## THE DATA
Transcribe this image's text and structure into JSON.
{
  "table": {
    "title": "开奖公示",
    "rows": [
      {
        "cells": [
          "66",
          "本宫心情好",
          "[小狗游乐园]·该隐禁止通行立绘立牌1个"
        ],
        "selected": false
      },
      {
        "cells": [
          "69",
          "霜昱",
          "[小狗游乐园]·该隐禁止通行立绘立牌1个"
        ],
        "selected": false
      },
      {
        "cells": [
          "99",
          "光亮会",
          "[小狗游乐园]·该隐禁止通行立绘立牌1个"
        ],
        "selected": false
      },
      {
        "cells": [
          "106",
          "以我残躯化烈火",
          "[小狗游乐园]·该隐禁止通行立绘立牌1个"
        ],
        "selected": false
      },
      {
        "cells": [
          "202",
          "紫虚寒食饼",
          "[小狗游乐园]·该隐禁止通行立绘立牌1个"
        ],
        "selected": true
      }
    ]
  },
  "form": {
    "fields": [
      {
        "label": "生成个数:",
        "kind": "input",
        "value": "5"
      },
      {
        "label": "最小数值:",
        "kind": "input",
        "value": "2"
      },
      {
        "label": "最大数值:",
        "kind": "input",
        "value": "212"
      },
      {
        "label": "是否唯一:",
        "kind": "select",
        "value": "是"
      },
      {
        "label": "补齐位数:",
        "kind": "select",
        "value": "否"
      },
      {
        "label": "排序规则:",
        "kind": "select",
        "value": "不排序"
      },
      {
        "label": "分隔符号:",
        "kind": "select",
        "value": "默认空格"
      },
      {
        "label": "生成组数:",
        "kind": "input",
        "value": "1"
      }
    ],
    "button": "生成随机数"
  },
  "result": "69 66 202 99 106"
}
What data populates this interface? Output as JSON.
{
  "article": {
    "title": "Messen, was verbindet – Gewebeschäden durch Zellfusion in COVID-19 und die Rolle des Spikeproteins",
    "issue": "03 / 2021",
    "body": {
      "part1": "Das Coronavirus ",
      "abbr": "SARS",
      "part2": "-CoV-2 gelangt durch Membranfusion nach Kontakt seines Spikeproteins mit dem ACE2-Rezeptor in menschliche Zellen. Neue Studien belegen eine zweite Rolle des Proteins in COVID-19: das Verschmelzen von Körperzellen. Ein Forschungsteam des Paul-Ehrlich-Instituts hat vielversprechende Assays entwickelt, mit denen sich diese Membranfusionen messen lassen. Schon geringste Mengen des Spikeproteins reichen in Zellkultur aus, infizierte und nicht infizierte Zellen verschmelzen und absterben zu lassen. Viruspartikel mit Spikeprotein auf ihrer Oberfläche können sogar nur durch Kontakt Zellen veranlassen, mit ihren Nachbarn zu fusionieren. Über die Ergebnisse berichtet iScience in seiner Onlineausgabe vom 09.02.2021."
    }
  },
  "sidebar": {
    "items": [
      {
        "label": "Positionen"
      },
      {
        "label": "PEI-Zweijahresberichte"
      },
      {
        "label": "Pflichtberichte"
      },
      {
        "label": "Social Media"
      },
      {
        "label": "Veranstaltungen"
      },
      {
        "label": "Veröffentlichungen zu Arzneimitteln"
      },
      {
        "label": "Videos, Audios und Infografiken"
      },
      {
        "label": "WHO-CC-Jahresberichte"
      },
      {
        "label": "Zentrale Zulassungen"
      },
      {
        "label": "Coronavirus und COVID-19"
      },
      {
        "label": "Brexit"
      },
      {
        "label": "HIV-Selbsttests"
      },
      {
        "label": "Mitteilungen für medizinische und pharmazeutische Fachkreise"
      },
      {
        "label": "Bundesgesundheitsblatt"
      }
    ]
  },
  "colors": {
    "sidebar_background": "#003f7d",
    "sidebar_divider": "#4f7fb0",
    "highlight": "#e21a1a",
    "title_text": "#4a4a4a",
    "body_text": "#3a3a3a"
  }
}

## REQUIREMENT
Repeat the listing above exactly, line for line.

## ANSWER TO THIS TASK
Transcribe this image's text and structure into JSON.
{
  "table": {
    "title": "开奖公示",
    "rows": [
      {
        "cells": [
          "66",
          "本宫心情好",
          "[小狗游乐园]·该隐禁止通行立绘立牌1个"
        ],
        "selected": false
      },
      {
        "cells": [
          "69",
          "霜昱",
          "[小狗游乐园]·该隐禁止通行立绘立牌1个"
        ],
        "selected": false
      },
      {
        "cells": [
          "99",
          "光亮会",
          "[小狗游乐园]·该隐禁止通行立绘立牌1个"
        ],
        "selected": false
      },
      {
        "cells": [
          "106",
          "以我残躯化烈火",
          "[小狗游乐园]·该隐禁止通行立绘立牌1个"
        ],
        "selected": false
      },
      {
        "cells": [
          "202",
          "紫虚寒食饼",
          "[小狗游乐园]·该隐禁止通行立绘立牌1个"
        ],
        "selected": true
      }
    ]
  },
  "form": {
    "fields": [
      {
        "label": "生成个数:",
        "kind": "input",
        "value": "5"
      },
      {
        "label": "最小数值:",
        "kind": "input",
        "value": "2"
      },
      {
        "label": "最大数值:",
        "kind": "input",
        "value": "212"
      },
      {
        "label": "是否唯一:",
        "kind": "select",
        "value": "是"
      },
      {
        "label": "补齐位数:",
        "kind": "select",
        "value": "否"
      },
      {
        "label": "排序规则:",
        "kind": "select",
        "value": "不排序"
      },
      {
        "label": "分隔符号:",
        "kind": "select",
        "value": "默认空格"
      },
      {
        "label": "生成组数:",
        "kind": "input",
        "value": "1"
      }
    ],
    "button": "生成随机数"
  },
  "result": "69 66 202 99 106"
}
What data populates this interface? Output as JSON.
{
  "article": {
    "title": "Messen, was verbindet – Gewebeschäden durch Zellfusion in COVID-19 und die Rolle des Spikeproteins",
    "issue": "03 / 2021",
    "body": {
      "part1": "Das Coronavirus ",
      "abbr": "SARS",
      "part2": "-CoV-2 gelangt durch Membranfusion nach Kontakt seines Spikeproteins mit dem ACE2-Rezeptor in menschliche Zellen. Neue Studien belegen eine zweite Rolle des Proteins in COVID-19: das Verschmelzen von Körperzellen. Ein Forschungsteam des Paul-Ehrlich-Instituts hat vielversprechende Assays entwickelt, mit denen sich diese Membranfusionen messen lassen. Schon geringste Mengen des Spikeproteins reichen in Zellkultur aus, infizierte und nicht infizierte Zellen verschmelzen und absterben zu lassen. Viruspartikel mit Spikeprotein auf ihrer Oberfläche können sogar nur durch Kontakt Zellen veranlassen, mit ihren Nachbarn zu fusionieren. Über die Ergebnisse berichtet iScience in seiner Onlineausgabe vom 09.02.2021."
    }
  },
  "sidebar": {
    "items": [
      {
        "label": "Positionen"
      },
      {
        "label": "PEI-Zweijahresberichte"
      },
      {
        "label": "Pflichtberichte"
      },
      {
        "label": "Social Media"
      },
      {
        "label": "Veranstaltungen"
      },
      {
        "label": "Veröffentlichungen zu Arzneimitteln"
      },
      {
        "label": "Videos, Audios und Infografiken"
      },
      {
        "label": "WHO-CC-Jahresberichte"
      },
      {
        "label": "Zentrale Zulassungen"
      },
      {
        "label": "Coronavirus und COVID-19"
      },
      {
        "label": "Brexit"
      },
      {
        "label": "HIV-Selbsttests"
      },
      {
        "label": "Mitteilungen für medizinische und pharmazeutische Fachkreise"
      },
      {
        "label": "Bundesgesundheitsblatt"
      }
    ]
  },
  "colors": {
    "sidebar_background": "#003f7d",
    "sidebar_divider": "#4f7fb0",
    "highlight": "#e21a1a",
    "title_text": "#4a4a4a",
    "body_text": "#3a3a3a"
  }
}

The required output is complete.